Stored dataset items
□ □ □ □ □ □ □

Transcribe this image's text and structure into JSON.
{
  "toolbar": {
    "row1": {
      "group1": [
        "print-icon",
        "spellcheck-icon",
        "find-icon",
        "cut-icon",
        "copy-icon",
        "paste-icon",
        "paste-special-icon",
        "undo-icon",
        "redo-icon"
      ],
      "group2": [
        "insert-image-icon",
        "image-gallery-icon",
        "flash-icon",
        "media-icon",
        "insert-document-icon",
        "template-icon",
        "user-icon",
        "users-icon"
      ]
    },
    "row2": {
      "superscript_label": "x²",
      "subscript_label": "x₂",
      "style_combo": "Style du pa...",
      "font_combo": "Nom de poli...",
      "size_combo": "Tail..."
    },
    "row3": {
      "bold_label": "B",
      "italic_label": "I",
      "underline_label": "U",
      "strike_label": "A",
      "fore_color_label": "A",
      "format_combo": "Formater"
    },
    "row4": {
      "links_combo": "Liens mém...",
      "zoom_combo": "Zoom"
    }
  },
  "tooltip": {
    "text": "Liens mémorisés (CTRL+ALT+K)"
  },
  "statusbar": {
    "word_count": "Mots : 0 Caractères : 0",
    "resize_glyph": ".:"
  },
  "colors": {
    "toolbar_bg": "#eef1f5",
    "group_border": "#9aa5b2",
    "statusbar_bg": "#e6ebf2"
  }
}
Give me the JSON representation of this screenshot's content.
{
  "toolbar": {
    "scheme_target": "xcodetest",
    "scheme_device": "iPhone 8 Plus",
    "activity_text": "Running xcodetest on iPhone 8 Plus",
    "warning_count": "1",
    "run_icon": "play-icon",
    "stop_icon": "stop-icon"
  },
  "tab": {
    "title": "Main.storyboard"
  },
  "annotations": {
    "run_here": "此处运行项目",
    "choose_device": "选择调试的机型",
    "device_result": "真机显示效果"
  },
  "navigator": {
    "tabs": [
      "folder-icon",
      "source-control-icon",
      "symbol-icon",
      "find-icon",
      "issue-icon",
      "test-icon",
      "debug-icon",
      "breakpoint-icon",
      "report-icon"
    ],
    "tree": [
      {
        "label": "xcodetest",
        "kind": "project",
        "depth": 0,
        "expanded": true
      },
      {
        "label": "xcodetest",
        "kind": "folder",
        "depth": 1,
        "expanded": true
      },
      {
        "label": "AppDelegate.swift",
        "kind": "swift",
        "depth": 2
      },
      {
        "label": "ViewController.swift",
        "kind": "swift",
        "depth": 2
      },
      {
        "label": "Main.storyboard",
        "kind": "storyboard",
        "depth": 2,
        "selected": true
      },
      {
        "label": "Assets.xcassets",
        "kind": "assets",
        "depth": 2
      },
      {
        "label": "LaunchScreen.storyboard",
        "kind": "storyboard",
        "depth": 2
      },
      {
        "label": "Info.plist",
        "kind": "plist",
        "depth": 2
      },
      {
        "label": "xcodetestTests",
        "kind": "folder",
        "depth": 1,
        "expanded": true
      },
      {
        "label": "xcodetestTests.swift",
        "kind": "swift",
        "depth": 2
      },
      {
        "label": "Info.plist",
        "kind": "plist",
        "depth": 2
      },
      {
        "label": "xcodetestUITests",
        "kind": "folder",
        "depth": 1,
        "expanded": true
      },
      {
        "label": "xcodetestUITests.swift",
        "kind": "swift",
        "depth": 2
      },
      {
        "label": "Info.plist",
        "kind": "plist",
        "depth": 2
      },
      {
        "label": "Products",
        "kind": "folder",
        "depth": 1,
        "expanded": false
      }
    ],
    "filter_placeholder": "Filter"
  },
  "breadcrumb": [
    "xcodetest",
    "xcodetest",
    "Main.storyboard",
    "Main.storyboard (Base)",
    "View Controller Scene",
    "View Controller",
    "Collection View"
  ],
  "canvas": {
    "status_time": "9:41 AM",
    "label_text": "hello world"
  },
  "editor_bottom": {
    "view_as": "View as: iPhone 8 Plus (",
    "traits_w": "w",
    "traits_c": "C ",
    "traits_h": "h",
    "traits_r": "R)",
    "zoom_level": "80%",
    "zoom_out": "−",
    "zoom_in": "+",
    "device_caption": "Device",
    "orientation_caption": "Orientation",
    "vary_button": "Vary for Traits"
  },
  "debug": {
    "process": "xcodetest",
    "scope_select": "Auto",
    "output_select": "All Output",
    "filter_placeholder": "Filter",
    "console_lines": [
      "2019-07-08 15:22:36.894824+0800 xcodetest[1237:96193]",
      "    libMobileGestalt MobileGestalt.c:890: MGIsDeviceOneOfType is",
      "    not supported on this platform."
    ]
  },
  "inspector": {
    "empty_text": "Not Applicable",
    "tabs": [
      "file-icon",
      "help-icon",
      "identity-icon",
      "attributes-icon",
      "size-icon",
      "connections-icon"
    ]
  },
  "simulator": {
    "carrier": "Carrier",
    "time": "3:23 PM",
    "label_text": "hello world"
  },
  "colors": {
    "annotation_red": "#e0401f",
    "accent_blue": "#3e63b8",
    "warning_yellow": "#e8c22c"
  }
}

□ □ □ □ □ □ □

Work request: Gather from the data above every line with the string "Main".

Task response:
    "title": "Main.storyboard"
        "label": "Main.storyboard",
    "Main.storyboard",
    "Main.storyboard (Base)",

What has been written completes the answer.